INSTRUCTIONS TO FOLLOW – Lines holding the word "Policy" are the ones to copy from the data below.

INFORMATION PROVIDED –
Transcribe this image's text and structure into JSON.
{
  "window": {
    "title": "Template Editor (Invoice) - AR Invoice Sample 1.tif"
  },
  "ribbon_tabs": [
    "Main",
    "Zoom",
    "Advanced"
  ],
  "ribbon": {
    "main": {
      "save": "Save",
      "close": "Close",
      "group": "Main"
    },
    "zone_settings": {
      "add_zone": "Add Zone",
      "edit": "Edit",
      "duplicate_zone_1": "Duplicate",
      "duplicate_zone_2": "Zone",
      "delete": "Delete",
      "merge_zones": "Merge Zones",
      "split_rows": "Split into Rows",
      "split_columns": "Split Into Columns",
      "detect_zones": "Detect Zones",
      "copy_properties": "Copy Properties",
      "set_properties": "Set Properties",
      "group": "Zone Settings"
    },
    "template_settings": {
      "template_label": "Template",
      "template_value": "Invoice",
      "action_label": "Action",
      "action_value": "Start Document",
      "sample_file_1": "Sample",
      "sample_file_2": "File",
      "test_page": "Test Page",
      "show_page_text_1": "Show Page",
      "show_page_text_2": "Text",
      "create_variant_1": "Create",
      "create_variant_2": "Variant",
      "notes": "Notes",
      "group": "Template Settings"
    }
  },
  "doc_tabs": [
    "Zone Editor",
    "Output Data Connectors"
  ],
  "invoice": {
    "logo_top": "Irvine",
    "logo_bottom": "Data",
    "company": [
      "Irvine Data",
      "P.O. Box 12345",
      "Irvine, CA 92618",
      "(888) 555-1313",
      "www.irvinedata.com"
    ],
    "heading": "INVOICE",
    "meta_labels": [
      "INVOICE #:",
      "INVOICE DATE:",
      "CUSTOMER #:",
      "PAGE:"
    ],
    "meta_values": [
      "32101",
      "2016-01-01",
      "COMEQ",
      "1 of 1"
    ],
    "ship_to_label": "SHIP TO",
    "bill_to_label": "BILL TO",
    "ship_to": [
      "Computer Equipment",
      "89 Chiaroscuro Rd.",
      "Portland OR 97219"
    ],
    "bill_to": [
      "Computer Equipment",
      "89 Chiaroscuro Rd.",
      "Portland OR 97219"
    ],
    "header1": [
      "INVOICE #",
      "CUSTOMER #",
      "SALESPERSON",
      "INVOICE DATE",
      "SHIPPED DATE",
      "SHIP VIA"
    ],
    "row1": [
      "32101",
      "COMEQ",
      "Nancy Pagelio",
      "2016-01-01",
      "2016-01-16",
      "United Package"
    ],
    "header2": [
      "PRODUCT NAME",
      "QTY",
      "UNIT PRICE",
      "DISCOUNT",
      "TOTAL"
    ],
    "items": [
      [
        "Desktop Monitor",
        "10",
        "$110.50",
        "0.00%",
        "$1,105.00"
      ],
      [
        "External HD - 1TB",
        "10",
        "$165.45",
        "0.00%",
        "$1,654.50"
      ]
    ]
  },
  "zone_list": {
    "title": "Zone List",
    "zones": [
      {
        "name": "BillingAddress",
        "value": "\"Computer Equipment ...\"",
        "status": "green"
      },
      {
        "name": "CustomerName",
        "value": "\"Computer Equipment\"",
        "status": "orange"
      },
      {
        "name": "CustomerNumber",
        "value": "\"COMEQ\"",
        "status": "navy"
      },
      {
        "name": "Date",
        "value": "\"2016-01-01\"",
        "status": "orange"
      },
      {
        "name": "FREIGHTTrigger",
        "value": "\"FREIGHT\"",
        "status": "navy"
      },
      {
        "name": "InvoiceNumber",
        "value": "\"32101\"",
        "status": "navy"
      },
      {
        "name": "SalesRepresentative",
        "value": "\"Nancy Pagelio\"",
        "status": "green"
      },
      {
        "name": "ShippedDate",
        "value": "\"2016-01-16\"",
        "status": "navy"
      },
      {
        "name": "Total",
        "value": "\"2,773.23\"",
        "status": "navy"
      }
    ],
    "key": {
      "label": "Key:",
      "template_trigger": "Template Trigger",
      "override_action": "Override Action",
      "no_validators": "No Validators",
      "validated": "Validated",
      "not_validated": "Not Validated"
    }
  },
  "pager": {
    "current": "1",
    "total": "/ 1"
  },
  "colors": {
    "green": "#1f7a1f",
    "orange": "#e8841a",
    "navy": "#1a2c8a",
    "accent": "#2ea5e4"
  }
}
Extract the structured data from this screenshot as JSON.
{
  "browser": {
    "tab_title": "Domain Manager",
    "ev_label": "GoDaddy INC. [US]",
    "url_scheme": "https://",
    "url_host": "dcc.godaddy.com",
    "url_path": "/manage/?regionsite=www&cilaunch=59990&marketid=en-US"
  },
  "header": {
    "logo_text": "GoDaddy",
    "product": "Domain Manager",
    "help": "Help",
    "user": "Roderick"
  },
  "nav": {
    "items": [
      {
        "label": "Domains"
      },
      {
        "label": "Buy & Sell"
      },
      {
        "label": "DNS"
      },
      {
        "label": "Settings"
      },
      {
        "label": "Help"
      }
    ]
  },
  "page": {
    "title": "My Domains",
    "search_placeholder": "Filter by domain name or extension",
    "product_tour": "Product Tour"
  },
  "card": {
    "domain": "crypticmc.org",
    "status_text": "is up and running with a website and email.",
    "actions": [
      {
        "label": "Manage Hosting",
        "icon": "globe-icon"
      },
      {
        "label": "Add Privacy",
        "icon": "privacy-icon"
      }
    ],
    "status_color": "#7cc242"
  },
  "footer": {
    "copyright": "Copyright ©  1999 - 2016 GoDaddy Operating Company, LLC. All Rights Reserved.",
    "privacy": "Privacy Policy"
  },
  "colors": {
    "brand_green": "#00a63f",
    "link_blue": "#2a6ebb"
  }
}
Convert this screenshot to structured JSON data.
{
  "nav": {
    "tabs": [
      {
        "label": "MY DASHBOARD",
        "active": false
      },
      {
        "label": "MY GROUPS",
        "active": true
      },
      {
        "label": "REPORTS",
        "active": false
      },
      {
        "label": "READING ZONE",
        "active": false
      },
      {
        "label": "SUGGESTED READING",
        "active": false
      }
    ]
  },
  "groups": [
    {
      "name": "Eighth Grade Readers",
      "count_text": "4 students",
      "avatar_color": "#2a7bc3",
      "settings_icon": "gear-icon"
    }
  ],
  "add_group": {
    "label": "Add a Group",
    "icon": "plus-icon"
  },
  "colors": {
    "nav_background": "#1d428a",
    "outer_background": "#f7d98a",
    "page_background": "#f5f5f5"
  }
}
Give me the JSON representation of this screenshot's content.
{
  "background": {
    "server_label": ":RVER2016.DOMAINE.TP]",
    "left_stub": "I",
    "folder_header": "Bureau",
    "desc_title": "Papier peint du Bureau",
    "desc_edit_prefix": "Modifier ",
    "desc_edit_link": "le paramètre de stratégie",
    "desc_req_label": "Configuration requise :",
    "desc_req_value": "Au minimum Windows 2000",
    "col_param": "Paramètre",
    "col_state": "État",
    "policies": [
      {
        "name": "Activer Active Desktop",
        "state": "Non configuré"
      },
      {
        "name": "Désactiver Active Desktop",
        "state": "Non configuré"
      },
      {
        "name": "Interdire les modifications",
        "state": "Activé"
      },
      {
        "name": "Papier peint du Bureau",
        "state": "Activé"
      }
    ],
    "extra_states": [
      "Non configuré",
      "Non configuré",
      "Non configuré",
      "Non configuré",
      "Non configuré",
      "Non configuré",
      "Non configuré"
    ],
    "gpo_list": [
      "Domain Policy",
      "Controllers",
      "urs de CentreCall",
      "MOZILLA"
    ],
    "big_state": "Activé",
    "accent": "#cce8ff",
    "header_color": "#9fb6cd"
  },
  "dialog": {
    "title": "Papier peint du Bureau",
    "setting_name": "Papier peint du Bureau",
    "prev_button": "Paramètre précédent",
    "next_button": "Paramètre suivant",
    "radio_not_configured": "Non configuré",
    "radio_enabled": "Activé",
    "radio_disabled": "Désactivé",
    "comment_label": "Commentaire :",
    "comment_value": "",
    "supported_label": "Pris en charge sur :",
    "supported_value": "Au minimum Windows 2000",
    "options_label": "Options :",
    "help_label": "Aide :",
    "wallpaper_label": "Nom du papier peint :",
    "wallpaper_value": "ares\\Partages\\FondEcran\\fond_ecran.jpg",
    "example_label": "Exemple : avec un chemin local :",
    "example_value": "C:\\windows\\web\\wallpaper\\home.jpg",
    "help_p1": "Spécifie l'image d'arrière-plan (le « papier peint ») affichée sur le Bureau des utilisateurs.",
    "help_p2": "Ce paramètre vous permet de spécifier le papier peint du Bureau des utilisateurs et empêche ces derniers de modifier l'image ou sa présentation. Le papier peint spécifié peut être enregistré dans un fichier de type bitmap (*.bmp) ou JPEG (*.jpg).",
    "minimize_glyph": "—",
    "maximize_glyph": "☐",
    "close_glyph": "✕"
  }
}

ANSWER TO THIS PROBLEM –
    "privacy": "Privacy Policy"
      "Domain Policy",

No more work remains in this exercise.